This year, heroes replaced monsters in Newport Beach.
More than 1,300 junior lifeguards streamed along the sand near the Balboa Pier for their annual Monster Mile competition Thursday.
Each year near the end of July, boys and girls ages 9 to 16 run a mile down the beach and then swim back while crowds of parents and friends cheer from the sidelines.
Typically, junior guards dress up as monsters for the race, but this year they donned costumes such as Iron Man, an astronaut and Abraham Lincoln.
The most elaborate included a red plane big enough to wear, with "Amelia Earhart" written on the side.
"Make sure you keep an eye on her. We don't know where she's going to end up," junior guard instructor Jeff Pratt quipped.
Dozens of kids dressed up simply by writing "Ben would go" or "Ben did go" on their chests or legs. The phrases paid tribute to Newport Beach lifeguard Ben Carlson, who died July 6 while trying to rescue a swimmer. His was the first on-duty death for the city's lifeguard division.
Kids tore off the bulkier parts of their get-ups before putting on swim caps and lining up in eight heats at the pier.
They prepared while parents prowled the sidelines with cameras waiting for the signal from a small crew of 1st Battalion, 1st Marines invited from Camp Pendleton to fill out the heroes theme.
Lance Cpl. Hal McCullin gave the racers a warning – "30 seconds!" – before he let out a yell and held up a bullhorn blaring the starting siren.
About 26 minutes after the first heat began, 15-year-old Jack Simpson pulled himself out of the water and across the finish line – besting his second-place finish from the previous year.
He made a beeline to the cooler for a drink as salt water dripped down the Captain America shield painted on his back.

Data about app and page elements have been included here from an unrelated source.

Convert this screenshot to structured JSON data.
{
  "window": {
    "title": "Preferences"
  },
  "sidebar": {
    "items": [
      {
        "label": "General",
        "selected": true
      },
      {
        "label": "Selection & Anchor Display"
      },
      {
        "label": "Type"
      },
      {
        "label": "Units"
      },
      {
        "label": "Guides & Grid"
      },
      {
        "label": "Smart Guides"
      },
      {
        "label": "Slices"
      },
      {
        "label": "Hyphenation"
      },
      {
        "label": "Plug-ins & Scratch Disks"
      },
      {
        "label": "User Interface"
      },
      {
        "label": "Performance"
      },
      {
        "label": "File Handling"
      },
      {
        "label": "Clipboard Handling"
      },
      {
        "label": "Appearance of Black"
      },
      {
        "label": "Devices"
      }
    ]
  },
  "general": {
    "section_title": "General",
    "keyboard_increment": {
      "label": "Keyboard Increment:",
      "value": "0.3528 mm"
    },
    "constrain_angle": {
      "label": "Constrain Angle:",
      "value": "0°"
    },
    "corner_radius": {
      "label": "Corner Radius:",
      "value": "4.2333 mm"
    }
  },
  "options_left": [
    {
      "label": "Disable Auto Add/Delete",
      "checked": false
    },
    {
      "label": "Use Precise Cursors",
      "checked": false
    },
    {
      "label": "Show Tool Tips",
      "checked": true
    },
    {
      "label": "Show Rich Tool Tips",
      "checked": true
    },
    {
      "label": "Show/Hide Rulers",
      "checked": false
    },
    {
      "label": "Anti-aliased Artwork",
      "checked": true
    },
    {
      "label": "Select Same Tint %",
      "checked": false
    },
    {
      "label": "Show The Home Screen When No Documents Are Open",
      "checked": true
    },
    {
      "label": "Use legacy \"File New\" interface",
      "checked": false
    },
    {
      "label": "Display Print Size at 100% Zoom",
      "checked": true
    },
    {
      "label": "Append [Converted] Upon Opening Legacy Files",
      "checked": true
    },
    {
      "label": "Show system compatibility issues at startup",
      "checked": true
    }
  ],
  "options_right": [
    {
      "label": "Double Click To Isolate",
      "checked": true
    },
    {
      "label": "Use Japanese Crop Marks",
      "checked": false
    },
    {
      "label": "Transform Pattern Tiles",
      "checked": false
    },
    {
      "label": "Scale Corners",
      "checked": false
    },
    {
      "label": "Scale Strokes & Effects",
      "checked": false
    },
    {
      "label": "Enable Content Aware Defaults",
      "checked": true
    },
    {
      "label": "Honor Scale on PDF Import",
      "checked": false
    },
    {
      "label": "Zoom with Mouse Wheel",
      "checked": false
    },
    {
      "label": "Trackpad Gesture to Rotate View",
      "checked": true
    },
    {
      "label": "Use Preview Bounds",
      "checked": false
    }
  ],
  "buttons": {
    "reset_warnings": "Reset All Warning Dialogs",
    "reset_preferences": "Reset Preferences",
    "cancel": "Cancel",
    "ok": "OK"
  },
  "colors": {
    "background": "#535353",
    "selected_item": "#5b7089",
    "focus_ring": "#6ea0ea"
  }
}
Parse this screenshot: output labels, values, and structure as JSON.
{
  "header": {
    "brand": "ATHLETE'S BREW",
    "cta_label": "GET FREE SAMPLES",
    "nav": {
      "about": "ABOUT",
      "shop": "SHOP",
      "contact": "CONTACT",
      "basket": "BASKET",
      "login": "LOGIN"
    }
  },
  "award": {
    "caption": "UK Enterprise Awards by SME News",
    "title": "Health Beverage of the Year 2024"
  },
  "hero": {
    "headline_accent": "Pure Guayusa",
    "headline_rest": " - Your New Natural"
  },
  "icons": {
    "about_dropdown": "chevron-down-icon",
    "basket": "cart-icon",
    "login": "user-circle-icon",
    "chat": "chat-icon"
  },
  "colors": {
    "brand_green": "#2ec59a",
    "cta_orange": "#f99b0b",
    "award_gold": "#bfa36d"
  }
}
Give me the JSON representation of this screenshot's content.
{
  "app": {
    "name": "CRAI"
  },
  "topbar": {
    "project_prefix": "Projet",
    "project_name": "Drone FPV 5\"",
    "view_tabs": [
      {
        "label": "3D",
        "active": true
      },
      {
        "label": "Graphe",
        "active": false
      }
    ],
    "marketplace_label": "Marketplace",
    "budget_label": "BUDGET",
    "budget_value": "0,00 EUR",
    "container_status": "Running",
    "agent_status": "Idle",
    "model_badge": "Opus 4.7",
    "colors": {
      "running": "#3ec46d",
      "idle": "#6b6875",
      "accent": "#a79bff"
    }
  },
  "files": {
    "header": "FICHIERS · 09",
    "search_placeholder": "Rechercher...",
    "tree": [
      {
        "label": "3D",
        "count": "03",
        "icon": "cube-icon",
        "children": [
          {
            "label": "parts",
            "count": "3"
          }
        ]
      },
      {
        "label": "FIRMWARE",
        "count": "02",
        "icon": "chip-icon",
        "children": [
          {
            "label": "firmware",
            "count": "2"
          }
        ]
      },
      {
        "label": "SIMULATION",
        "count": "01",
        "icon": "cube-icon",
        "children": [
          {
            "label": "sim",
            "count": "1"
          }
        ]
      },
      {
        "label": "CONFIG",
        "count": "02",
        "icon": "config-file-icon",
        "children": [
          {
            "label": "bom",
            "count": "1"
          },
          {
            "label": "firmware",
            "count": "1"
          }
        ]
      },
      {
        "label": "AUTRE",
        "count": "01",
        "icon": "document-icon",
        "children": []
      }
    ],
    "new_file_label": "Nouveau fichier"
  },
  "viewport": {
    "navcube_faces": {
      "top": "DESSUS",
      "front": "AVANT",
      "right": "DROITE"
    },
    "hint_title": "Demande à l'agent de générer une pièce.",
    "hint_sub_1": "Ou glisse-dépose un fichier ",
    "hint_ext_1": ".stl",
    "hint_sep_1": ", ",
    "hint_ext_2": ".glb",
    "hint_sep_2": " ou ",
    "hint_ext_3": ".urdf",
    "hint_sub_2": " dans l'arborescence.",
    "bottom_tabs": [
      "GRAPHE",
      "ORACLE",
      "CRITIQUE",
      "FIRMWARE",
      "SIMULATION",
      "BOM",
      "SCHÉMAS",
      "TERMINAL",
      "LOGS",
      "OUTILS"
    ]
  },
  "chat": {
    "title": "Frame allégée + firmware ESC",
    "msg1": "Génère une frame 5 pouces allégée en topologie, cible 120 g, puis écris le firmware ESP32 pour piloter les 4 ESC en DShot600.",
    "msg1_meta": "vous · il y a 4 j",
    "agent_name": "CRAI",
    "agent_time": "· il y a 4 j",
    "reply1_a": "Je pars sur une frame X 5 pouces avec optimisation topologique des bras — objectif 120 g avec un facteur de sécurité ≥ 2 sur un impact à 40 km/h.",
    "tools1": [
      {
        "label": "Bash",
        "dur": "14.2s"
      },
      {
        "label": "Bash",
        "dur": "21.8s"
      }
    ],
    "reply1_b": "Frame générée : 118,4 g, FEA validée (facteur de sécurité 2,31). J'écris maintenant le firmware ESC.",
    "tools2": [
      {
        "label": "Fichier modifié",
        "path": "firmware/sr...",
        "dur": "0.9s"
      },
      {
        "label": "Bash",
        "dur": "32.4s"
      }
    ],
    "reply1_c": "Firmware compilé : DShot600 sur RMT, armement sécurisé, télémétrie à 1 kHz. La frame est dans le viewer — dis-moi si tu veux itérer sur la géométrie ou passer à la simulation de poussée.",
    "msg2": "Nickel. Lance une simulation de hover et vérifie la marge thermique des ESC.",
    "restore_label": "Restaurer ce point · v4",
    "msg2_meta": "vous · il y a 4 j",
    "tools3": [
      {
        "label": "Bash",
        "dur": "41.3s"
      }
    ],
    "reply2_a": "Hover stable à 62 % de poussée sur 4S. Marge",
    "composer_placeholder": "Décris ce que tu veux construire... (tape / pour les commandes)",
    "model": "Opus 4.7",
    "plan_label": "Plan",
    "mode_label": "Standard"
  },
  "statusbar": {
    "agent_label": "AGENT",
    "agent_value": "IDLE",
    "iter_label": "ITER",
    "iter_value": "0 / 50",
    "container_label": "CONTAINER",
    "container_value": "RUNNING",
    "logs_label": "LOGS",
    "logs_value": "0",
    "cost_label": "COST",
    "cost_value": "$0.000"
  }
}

"This is my last year," he said, still out of breath. "I wanted to do something good."